WHAT YOU HAVE TO DO -> Scan the material below and copy every line holding the word "here".

START DATA FOR THIS TASK

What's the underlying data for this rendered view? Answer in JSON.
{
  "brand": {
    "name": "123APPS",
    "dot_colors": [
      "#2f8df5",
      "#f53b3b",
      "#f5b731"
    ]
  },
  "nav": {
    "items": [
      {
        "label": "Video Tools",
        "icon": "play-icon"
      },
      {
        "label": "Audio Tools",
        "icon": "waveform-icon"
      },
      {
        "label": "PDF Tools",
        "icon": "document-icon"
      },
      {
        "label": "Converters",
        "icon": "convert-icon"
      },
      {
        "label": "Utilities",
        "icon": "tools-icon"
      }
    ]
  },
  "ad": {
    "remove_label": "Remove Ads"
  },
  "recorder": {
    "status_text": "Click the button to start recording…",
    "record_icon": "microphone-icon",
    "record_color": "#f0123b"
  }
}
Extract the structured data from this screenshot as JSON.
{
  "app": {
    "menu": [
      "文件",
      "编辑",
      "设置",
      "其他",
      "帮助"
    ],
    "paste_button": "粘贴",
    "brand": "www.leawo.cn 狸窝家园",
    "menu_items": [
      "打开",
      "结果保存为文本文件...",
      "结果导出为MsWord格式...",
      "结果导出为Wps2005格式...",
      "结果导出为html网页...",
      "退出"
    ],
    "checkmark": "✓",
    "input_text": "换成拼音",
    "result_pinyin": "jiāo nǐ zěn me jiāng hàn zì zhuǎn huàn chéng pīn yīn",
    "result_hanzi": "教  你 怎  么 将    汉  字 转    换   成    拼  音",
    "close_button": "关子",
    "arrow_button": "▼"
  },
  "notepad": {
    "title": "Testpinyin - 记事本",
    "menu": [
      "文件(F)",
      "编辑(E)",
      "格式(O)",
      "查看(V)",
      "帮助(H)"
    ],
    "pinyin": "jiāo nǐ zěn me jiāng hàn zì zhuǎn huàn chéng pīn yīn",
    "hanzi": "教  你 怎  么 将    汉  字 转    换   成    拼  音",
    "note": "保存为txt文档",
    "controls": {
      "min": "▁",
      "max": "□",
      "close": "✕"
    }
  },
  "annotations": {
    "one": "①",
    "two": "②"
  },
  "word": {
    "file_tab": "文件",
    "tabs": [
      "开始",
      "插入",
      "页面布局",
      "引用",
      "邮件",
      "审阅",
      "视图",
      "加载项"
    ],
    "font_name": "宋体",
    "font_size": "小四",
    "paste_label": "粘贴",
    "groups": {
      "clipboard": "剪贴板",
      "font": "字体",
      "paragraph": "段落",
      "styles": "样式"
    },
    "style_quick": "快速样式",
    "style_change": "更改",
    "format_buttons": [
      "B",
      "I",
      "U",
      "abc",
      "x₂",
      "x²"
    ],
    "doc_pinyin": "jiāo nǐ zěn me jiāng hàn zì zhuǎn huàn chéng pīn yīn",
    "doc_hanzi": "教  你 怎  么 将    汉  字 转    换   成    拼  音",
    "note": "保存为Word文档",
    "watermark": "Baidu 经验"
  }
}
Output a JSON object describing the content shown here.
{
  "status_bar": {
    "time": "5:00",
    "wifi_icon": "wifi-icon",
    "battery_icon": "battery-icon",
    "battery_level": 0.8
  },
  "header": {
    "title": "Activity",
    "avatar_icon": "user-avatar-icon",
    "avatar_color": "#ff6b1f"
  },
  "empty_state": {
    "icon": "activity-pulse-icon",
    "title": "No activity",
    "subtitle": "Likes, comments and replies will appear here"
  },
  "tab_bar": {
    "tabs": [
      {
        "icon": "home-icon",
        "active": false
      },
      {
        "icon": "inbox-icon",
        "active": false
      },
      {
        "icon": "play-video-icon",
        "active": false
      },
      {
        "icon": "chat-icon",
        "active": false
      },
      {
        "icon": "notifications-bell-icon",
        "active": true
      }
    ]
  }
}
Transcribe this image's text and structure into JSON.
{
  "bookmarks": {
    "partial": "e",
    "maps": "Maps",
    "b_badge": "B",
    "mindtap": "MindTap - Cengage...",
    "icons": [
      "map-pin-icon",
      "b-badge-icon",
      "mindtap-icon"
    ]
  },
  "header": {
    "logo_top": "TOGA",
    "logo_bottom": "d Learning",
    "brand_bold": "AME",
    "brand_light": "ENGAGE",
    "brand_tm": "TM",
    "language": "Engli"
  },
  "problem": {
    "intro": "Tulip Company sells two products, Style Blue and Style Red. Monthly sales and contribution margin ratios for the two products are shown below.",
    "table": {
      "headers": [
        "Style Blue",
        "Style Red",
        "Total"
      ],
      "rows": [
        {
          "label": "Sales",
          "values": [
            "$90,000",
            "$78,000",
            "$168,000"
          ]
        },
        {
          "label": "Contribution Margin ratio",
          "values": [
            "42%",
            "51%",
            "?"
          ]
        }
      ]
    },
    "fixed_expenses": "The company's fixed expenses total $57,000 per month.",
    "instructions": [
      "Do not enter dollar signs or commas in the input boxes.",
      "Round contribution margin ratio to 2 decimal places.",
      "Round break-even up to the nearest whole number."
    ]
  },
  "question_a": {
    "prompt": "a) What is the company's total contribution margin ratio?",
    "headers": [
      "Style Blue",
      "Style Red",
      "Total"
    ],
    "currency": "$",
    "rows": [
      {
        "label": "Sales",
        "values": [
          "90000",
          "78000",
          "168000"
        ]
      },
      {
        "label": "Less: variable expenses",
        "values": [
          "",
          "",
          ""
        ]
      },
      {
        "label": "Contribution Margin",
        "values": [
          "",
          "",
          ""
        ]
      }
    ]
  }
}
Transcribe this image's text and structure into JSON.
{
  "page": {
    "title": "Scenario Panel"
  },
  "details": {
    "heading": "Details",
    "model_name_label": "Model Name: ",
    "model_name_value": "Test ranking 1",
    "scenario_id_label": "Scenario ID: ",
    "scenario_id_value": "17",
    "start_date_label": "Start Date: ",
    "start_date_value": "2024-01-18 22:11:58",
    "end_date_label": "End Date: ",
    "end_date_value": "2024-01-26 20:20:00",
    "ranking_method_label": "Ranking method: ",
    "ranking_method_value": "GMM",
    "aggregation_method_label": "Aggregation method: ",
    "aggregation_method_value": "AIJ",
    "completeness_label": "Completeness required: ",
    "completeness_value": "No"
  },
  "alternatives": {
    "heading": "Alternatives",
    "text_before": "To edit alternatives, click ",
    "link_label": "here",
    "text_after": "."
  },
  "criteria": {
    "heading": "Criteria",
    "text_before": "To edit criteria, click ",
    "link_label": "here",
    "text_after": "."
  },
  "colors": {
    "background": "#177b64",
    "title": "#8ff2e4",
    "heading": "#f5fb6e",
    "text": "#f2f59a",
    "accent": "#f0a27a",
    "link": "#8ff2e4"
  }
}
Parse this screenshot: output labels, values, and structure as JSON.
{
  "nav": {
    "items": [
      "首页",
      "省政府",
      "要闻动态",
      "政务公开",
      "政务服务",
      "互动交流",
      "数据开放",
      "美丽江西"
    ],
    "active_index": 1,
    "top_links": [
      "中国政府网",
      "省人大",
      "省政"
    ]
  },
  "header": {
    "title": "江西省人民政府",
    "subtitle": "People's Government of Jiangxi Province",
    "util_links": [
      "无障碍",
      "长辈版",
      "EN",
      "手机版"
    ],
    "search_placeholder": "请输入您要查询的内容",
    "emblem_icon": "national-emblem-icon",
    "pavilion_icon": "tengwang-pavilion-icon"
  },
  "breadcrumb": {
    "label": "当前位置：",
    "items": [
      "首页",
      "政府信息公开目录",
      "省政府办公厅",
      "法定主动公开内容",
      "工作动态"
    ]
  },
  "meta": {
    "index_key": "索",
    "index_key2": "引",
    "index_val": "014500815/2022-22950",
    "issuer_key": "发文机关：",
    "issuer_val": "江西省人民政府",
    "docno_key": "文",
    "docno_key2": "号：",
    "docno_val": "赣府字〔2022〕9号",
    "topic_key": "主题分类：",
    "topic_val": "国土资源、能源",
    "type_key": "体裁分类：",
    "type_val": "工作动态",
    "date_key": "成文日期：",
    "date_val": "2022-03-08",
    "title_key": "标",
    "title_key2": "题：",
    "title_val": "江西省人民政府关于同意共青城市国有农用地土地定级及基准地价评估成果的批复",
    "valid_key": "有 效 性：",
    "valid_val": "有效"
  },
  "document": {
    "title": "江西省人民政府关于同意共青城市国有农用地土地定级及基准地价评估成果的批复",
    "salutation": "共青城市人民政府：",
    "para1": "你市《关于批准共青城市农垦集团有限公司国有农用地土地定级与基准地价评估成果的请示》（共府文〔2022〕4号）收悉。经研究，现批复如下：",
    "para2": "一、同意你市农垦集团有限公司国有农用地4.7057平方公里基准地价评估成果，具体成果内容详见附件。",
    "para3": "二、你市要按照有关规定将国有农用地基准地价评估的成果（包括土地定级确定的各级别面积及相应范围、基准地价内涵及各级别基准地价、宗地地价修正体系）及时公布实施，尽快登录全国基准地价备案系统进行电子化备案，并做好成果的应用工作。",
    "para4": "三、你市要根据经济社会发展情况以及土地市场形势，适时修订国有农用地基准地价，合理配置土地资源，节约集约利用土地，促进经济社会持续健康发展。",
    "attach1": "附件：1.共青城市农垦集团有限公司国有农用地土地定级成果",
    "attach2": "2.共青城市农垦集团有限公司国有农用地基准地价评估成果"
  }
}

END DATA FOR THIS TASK

RESPONSE BELOW ->
Output a JSON object describing the content shown here.
    "subtitle": "Likes, comments and replies will appear here"
    "link_label": "here",
    "link_label": "here",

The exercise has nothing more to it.